All the lonely people, where do they all come from? All the lonely people, where do they all belong? ~ “Eleanor Rigby” song by John Lennon and Paul McCartney
As a psychologist and couples’ coach, I’ve witnessed plenty of lonely people over the years. However, loneliness appears to have become an emotional epidemic in recent years!
Cigna, a major U.S. insurance company, published its landmark U.S. Loneliness Index on June 16, 2019 in the American Journal of Health Promotion. Cigna surveyed over 20,000 U.S. adults age 18 and older with this Index. The survey revealed some astonishing results:
Almost half of the respondents reported sometimes or always feeling alone or left out.
About 25% expressed that they rarely or never feel understood by others.
The loneliest segment of the population was generation Z, those between ages 18-22.

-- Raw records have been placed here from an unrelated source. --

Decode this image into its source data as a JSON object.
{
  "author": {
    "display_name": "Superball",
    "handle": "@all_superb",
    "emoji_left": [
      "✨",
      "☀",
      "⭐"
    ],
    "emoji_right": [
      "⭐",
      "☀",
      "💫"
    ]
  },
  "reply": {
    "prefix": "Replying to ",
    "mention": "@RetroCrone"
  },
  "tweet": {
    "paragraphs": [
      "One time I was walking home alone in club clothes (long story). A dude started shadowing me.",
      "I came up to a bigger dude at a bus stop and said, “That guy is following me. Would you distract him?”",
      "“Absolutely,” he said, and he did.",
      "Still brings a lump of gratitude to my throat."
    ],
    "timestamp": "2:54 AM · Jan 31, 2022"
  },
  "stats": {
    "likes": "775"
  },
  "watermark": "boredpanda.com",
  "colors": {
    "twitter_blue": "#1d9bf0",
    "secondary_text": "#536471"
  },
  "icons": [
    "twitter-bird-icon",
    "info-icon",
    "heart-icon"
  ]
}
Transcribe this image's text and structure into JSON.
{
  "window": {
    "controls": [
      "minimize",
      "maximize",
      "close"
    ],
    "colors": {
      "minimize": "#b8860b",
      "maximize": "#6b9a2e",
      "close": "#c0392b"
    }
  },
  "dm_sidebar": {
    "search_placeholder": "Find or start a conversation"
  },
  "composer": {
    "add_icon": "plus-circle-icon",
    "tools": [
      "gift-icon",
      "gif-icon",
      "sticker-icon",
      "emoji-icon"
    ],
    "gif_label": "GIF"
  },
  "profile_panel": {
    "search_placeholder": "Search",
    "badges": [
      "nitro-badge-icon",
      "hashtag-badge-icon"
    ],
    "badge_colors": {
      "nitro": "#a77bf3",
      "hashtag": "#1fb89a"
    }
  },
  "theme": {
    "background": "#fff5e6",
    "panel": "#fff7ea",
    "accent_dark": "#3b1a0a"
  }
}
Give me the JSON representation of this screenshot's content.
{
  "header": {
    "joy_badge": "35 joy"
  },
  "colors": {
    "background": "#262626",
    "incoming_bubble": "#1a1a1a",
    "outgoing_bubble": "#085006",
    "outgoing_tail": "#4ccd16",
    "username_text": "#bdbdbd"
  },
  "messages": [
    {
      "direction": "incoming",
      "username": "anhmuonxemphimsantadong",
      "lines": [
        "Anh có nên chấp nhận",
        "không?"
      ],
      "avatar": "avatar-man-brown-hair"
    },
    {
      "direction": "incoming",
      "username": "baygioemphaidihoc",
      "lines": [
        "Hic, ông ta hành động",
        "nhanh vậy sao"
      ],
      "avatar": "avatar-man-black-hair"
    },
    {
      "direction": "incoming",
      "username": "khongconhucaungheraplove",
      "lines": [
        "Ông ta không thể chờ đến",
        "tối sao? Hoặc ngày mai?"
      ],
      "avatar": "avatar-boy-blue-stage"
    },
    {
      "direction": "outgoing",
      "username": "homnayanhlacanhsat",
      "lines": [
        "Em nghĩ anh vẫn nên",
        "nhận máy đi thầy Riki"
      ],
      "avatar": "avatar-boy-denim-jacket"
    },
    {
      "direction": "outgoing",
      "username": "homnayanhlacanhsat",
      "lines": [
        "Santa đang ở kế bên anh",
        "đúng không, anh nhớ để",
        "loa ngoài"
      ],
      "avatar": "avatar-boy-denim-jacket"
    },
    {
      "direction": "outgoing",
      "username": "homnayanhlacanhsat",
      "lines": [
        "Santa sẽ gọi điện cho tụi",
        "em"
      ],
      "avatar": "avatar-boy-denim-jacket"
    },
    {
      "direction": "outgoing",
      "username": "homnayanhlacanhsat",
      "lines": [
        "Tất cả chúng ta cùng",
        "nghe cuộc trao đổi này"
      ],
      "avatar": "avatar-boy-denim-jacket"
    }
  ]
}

Per usual, I will focus my remarks on couples, citing several key observations and explanations for the loneliness trend.
Many couples have indicated that they feel overwhelmed by long work hours, excessive job stress, and/or feel encumbered by family responsibilities and other activities. They don’t find or take adequate time to connect with their partners and frequently “miss” them.
Most concerning to me is that individuals are out of touch with their own deeper thoughts and feelings. They get so engrossed in various life demands or events (such as above) that they minimize contact with their inner nature, including their very essence. As a result, they too often have little substance to offer their mates during the seldom times that they do try to communicate beyond mundane conversation.
Couples widely complain about what they regard as an excessive amount of media or electronic-device engagement by their partners; often they accuse each other of over-involvement. Decades ago, the main sources of such activities were television viewing and reading magazines or newspapers. Since the turn of the millennium, people around the world are devoting an ever-increasing amount of time and energy to the many uses of iPhones and to online presence, including various social media sites and video games. All of these can perpetuate isolation or create a major distraction from connection with one’s spouse and family.
As folks can be “lonely in a crowd,” they often experience very limited satisfaction or contact with most of their social media “friends” due to a preponderance of superficial postings and less face-to-face connections than in the pre-online era. The same holds for emailing and text messaging.
Here are a few suggested remedies, besides the obvious one of reducing the amount of time and energy spent on the activities mentioned above:
Focus on self-development for personal growth and to enhance what you offer to your mate.
Take daily quiet time to introspect or meditate. Doing so develops presence, centeredness, clarity, and inner peace, all which serve to counter loneliness.
Genuinely and regularly inquire about your partner’s needs, feelings, interests, experiences, and values. Also, initiate expressing each of those to your beloved.
Identify your love languages and make a concerted effort to accommodate each other’s preferences for ways of giving and receiving love.
Enroll in couples counseling or coaching to increase your communication skills and to bolster your intimacy in various areas.
Your Relationship Coach,
Jim Sharon, EdD is a licensed psychologist and couples' coach who has over four decades of professional experience serving thousands as a counselor, as a life and relationship coach, and as a seminar and retreat facilitator. Dr. Sharon has authored two books and many professional publications, most recently, Secrets of a Soulful Marriage: Creating and Sustaining a Loving, Sacred Relationship (with Ruth Sharon, MS), published by SkyLight Paths, 2014. Jim and Ruth have been married since 1970, have raised three adult children, and have three young granddaughters.